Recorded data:
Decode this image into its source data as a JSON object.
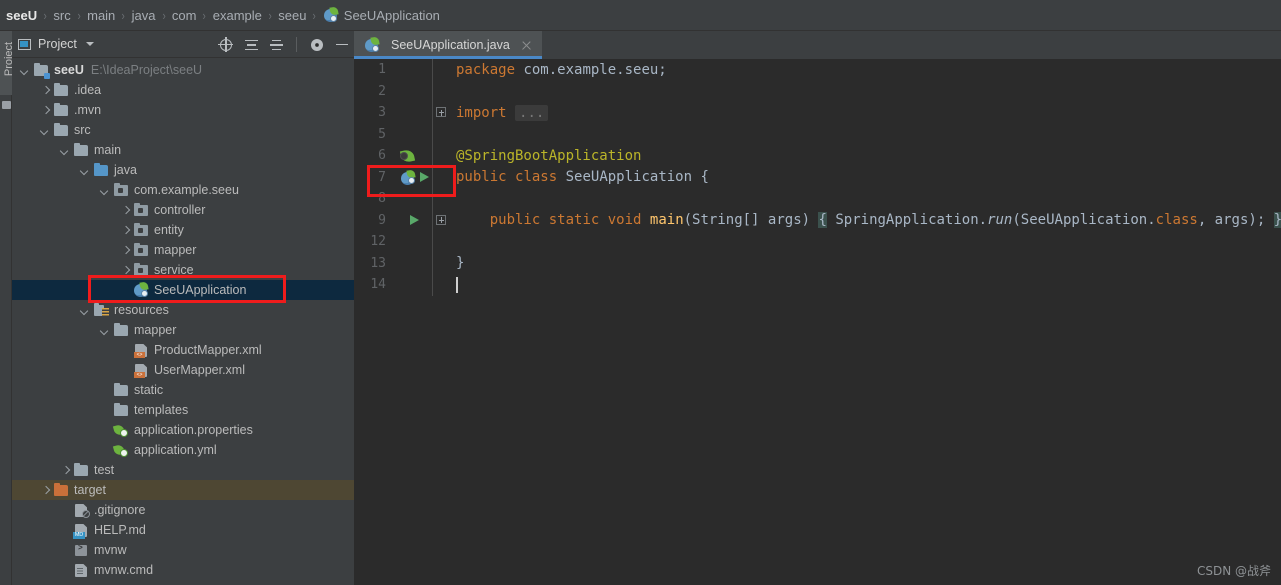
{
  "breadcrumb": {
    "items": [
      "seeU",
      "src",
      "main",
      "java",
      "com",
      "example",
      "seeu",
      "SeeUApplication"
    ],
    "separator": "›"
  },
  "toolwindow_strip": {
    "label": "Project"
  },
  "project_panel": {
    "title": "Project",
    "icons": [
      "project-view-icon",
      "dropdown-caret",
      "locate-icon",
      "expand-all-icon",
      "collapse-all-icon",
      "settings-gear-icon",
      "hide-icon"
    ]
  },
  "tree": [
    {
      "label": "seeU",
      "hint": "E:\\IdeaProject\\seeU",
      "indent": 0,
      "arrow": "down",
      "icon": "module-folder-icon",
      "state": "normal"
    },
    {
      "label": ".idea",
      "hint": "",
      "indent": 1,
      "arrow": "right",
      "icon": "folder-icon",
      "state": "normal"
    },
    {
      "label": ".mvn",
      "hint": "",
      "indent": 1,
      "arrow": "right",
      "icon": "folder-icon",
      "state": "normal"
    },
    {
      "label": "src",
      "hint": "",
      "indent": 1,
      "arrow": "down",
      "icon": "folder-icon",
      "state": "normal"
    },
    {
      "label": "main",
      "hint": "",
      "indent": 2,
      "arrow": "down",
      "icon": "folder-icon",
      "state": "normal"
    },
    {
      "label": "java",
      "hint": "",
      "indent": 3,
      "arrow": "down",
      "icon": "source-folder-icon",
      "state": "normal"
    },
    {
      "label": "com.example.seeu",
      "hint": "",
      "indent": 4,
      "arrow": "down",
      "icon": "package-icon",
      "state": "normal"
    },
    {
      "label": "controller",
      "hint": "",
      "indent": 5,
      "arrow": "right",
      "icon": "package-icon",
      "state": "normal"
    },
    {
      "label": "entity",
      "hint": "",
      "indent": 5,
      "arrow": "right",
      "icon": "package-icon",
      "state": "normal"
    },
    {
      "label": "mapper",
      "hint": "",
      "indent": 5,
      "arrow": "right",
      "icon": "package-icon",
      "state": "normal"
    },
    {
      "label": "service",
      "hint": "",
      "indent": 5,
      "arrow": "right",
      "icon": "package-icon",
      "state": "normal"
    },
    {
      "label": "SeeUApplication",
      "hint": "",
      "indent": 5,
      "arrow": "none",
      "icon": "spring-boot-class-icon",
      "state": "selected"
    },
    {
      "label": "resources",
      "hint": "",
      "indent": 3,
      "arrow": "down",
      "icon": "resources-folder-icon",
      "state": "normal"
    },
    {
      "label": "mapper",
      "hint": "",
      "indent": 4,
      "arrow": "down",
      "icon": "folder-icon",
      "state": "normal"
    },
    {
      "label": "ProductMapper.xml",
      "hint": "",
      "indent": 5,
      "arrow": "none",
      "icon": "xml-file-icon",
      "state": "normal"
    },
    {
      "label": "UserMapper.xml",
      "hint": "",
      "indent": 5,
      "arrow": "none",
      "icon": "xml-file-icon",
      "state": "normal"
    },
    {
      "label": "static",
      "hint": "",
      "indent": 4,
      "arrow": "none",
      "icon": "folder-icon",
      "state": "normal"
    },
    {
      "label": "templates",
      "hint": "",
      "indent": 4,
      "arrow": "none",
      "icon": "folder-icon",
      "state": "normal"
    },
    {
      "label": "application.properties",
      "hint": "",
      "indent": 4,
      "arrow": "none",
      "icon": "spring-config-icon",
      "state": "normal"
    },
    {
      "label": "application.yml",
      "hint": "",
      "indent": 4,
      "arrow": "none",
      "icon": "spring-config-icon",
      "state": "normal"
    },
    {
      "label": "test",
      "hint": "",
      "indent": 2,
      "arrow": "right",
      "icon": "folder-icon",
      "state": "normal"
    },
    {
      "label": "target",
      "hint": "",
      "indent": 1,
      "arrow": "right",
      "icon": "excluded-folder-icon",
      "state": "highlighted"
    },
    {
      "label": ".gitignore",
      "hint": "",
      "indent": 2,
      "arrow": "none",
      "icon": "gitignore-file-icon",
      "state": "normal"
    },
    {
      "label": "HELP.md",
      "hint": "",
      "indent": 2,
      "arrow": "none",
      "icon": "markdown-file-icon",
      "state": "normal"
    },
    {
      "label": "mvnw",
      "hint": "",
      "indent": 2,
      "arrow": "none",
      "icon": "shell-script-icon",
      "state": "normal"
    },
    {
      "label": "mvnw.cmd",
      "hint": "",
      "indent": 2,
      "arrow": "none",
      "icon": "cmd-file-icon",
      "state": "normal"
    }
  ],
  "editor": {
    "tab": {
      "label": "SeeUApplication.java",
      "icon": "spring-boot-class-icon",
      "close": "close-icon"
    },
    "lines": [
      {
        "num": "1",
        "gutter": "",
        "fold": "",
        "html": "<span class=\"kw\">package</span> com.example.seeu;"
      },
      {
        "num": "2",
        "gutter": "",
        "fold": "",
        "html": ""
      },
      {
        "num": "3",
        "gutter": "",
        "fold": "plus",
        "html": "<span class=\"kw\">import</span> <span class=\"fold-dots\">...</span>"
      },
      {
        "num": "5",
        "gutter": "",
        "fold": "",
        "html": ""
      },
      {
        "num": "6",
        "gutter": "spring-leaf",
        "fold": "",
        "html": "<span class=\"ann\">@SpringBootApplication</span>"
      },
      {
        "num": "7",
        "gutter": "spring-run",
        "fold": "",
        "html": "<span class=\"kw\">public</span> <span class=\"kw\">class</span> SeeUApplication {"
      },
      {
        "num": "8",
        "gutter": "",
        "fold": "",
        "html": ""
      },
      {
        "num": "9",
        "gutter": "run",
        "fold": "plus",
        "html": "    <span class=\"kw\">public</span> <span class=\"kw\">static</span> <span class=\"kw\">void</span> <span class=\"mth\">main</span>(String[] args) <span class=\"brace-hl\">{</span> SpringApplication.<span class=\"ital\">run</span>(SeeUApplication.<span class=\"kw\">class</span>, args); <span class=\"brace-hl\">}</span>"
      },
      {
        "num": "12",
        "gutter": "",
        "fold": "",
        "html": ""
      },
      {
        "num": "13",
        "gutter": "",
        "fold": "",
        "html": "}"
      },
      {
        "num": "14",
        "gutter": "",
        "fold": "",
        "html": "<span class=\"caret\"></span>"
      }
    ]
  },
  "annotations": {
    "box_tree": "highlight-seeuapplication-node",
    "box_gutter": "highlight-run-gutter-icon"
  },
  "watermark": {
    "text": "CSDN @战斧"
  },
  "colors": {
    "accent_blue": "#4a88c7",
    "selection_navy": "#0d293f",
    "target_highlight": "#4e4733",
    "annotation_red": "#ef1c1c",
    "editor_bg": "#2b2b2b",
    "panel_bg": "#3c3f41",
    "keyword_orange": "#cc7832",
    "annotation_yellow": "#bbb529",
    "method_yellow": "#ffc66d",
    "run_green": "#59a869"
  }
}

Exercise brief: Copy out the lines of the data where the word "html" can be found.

Written answer:
        "html": "<span class=\"kw\">package</span> com.example.seeu;"
        "html": ""
        "html": "<span class=\"kw\">import</span> <span class=\"fold-dots\">...</span>"
        "html": ""
        "html": "<span class=\"ann\">@SpringBootApplication</span>"
        "html": "<span class=\"kw\">public</span> <span class=\"kw\">class</span> SeeUApplication {"
        "html": ""
        "html": "    <span class=\"kw\">public</span> <span class=\"kw\">static</span> <span class=\"kw\">void</span> <span class=\"mth\">main</span>(String[] args) <span class=\"brace-hl\">{</span> SpringApplication.<span class=\"ital\">run</span>(SeeUApplication.<span class=\"kw\">class</span>, args); <span class=\"brace-hl\">}</span>"
        "html": ""
        "html": "}"
        "html": "<span class=\"caret\"></span>"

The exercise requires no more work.